Driest November in nearly 70 years as lack of rain is set to continue
Published 02/12/2013 | 12:30
Days ‘only fit for ducks and buckets’ were rare for most in Ireland last month, as some parts of the country experienced the driest November in up to nearly 70 years.
Rainfall was below average everywhere expect at Malin Head, with the Phoenix Park station in Dublin experiencing its driest November since 1945.
And it was the same dry weather in the west as Belmullet station in Mayo recorded its driest November in 30 years. Some stations in the East and Midlands reported the least rainfall in 24 to 25 years.
Rainfall in the south and south-east last month meant they recorded their driest ‘thirty days of November’ in five to nine years.
Sunshine was also near or above average in most places, with the exception of Valentia Observatory in Kerry and Shannon Airport in Clare.
Temperatures were below average for the month of November although those lucky enough to be near Johnston Castle in Wexford on November 11 experienced glorious temperatures of nearly 16 degrees.
“The weather was not at all unusual for November,” Met Eireann’s Seamus Walsh told independent.ie.
“But the most striking element was definitely the dry weather, especially in the east and south-east of the country.”

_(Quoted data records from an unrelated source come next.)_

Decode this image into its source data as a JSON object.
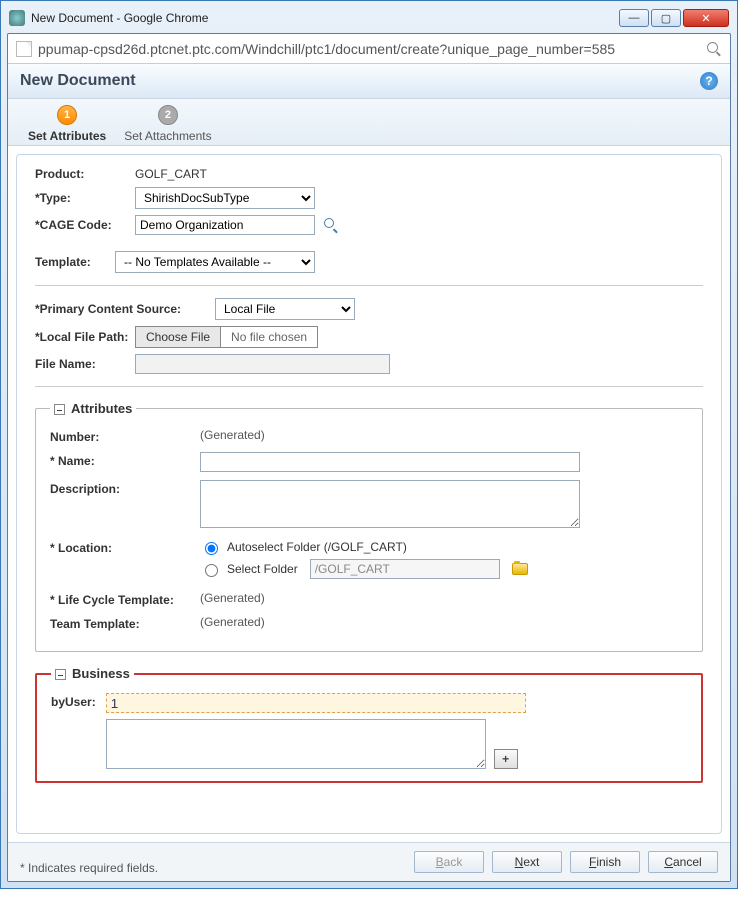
{
  "window": {
    "title": "New Document - Google Chrome"
  },
  "controls": {
    "minimize": "—",
    "maximize": "▢",
    "close": "✕"
  },
  "url": "ppumap-cpsd26d.ptcnet.ptc.com/Windchill/ptc1/document/create?unique_page_number=585",
  "header": {
    "title": "New Document",
    "help": "?"
  },
  "wizard": {
    "step1": {
      "num": "1",
      "label": "Set Attributes"
    },
    "step2": {
      "num": "2",
      "label": "Set Attachments"
    }
  },
  "top": {
    "product_label": "Product:",
    "product_value": "GOLF_CART",
    "type_label": "*Type:",
    "type_value": "ShirishDocSubType",
    "cage_label": "*CAGE Code:",
    "cage_value": "Demo Organization",
    "template_label": "Template:",
    "template_value": "-- No Templates Available --"
  },
  "content": {
    "source_label": "*Primary Content Source:",
    "source_value": "Local File",
    "localpath_label": "*Local File Path:",
    "choose_btn": "Choose File",
    "choose_txt": "No file chosen",
    "filename_label": "File Name:",
    "filename_value": ""
  },
  "attributes": {
    "legend": "Attributes",
    "number_label": "Number:",
    "number_value": "(Generated)",
    "name_label": "* Name:",
    "name_value": "",
    "description_label": "Description:",
    "description_value": "",
    "location_label": "* Location:",
    "auto_label": "Autoselect Folder (/GOLF_CART)",
    "select_label": "Select Folder",
    "select_path": "/GOLF_CART",
    "lifecycle_label": "* Life Cycle Template:",
    "lifecycle_value": "(Generated)",
    "team_label": "Team Template:",
    "team_value": "(Generated)"
  },
  "business": {
    "legend": "Business",
    "byuser_label": "byUser:",
    "byuser_value": "1",
    "plus": "+"
  },
  "footer": {
    "hint": "* Indicates required fields.",
    "back": "Back",
    "next": "Next",
    "finish": "Finish",
    "cancel": "Cancel"
  }
}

“This dry weather can be expected to continue for the first week of the month, with temperatures on the cool side of normal and possibly getting a little colder before the weekend.

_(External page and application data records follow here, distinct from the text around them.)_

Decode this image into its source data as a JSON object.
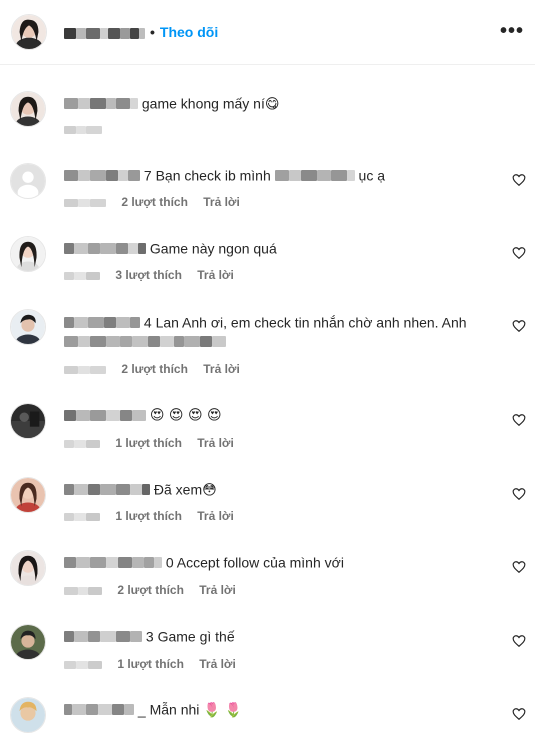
{
  "header": {
    "follow_label": "Theo dõi",
    "separator": "•",
    "more_label": "•••"
  },
  "comments": [
    {
      "text": "game khong mấy ní😋",
      "likes": "",
      "reply": "",
      "has_heart": false
    },
    {
      "text": "7 Bạn check ib mình",
      "text_after": "ục ạ",
      "likes": "2 lượt thích",
      "reply": "Trả lời",
      "has_heart": true
    },
    {
      "text": "Game này ngon quá",
      "likes": "3 lượt thích",
      "reply": "Trả lời",
      "has_heart": true
    },
    {
      "text": "4 Lan Anh ơi, em check tin nhắn chờ anh nhen. Anh",
      "likes": "2 lượt thích",
      "reply": "Trả lời",
      "has_heart": true
    },
    {
      "text": "😍 😍 😍 😍",
      "likes": "1 lượt thích",
      "reply": "Trả lời",
      "has_heart": true
    },
    {
      "text": "Đã xem😳",
      "likes": "1 lượt thích",
      "reply": "Trả lời",
      "has_heart": true
    },
    {
      "text": "0 Accept follow của mình với",
      "likes": "2 lượt thích",
      "reply": "Trả lời",
      "has_heart": true
    },
    {
      "text": "3 Game gì thế",
      "likes": "1 lượt thích",
      "reply": "Trả lời",
      "has_heart": true
    },
    {
      "text": "_ Mẫn nhi 🌷 🌷",
      "likes": "",
      "reply": "",
      "has_heart": true
    }
  ]
}
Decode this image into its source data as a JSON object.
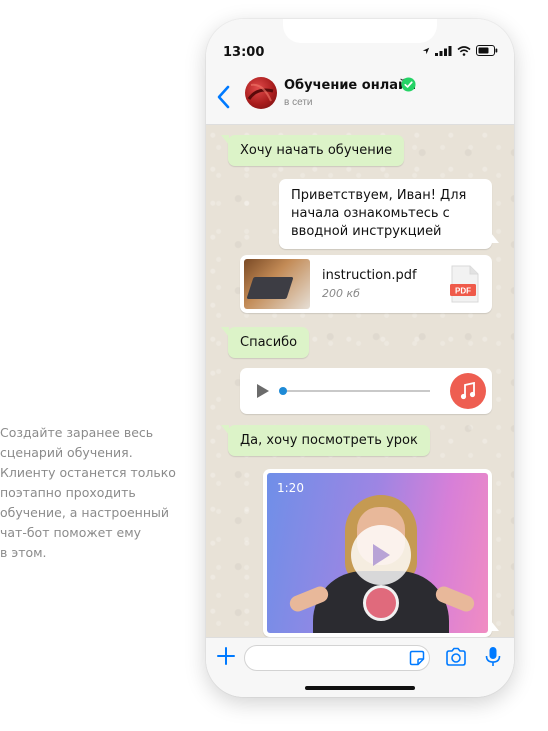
{
  "side_text": "Создайте заранее весь\nсценарий обучения.\nКлиенту останется только\nпоэтапно проходить\nобучение, а настроенный\nчат-бот поможет ему\nв этом.",
  "status_bar": {
    "time": "13:00"
  },
  "header": {
    "name": "Обучение онлайн",
    "status": "в сети"
  },
  "messages": {
    "m1": "Хочу начать обучение",
    "m2": "Приветствуем, Иван! Для начала ознакомьтесь с вводной инструкцией",
    "file": {
      "name": "instruction.pdf",
      "size": "200 кб",
      "icon_label": "PDF"
    },
    "m4": "Спасибо",
    "audio": {
      "progress": 0.02
    },
    "m6": "Да, хочу посмотреть урок",
    "video": {
      "duration": "1:20"
    }
  },
  "colors": {
    "outgoing": "#dcf3c8",
    "accent": "#007aff",
    "verified": "#25d366",
    "music": "#ee5e51"
  }
}
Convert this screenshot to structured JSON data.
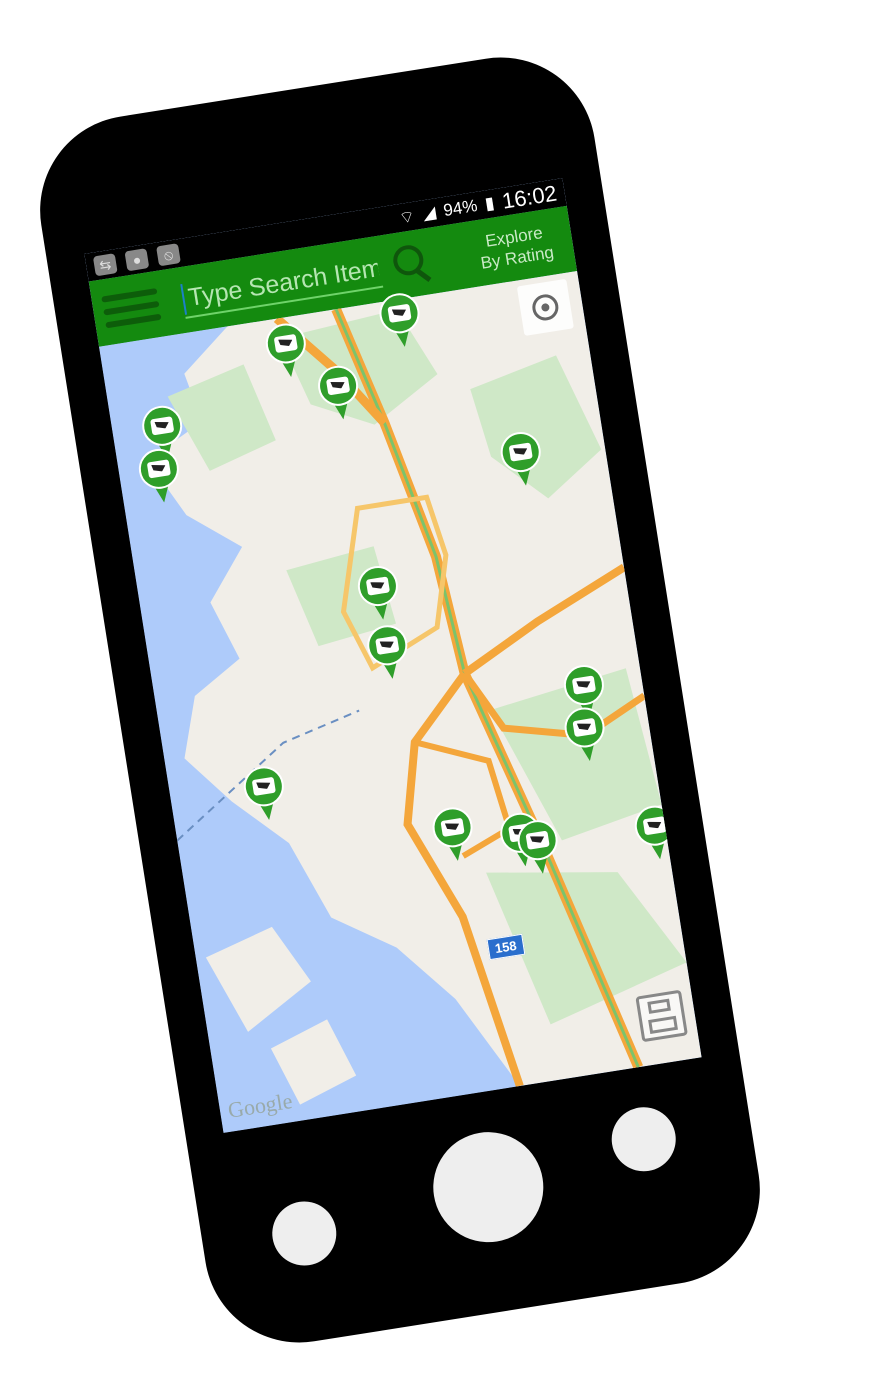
{
  "status": {
    "battery": "94%",
    "time": "16:02"
  },
  "appbar": {
    "search_placeholder": "Type Search Item",
    "explore_line1": "Explore",
    "explore_line2": "By Rating"
  },
  "map": {
    "route_number": "158",
    "attribution": "Google"
  },
  "colors": {
    "appbar": "#148a0f",
    "pin": "#2f9e2a",
    "water": "#aecbfa",
    "land": "#f1eee8",
    "park": "#cfe8c7",
    "road": "#f4a63b"
  },
  "pin_count": 16
}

“Night frost is also expected towards the end of the week,” he added.
And the latest indications for the weekend suggests that we’re in for a cold and dry couple of days with some patchy rain likely at times in coastal areas of the north and west.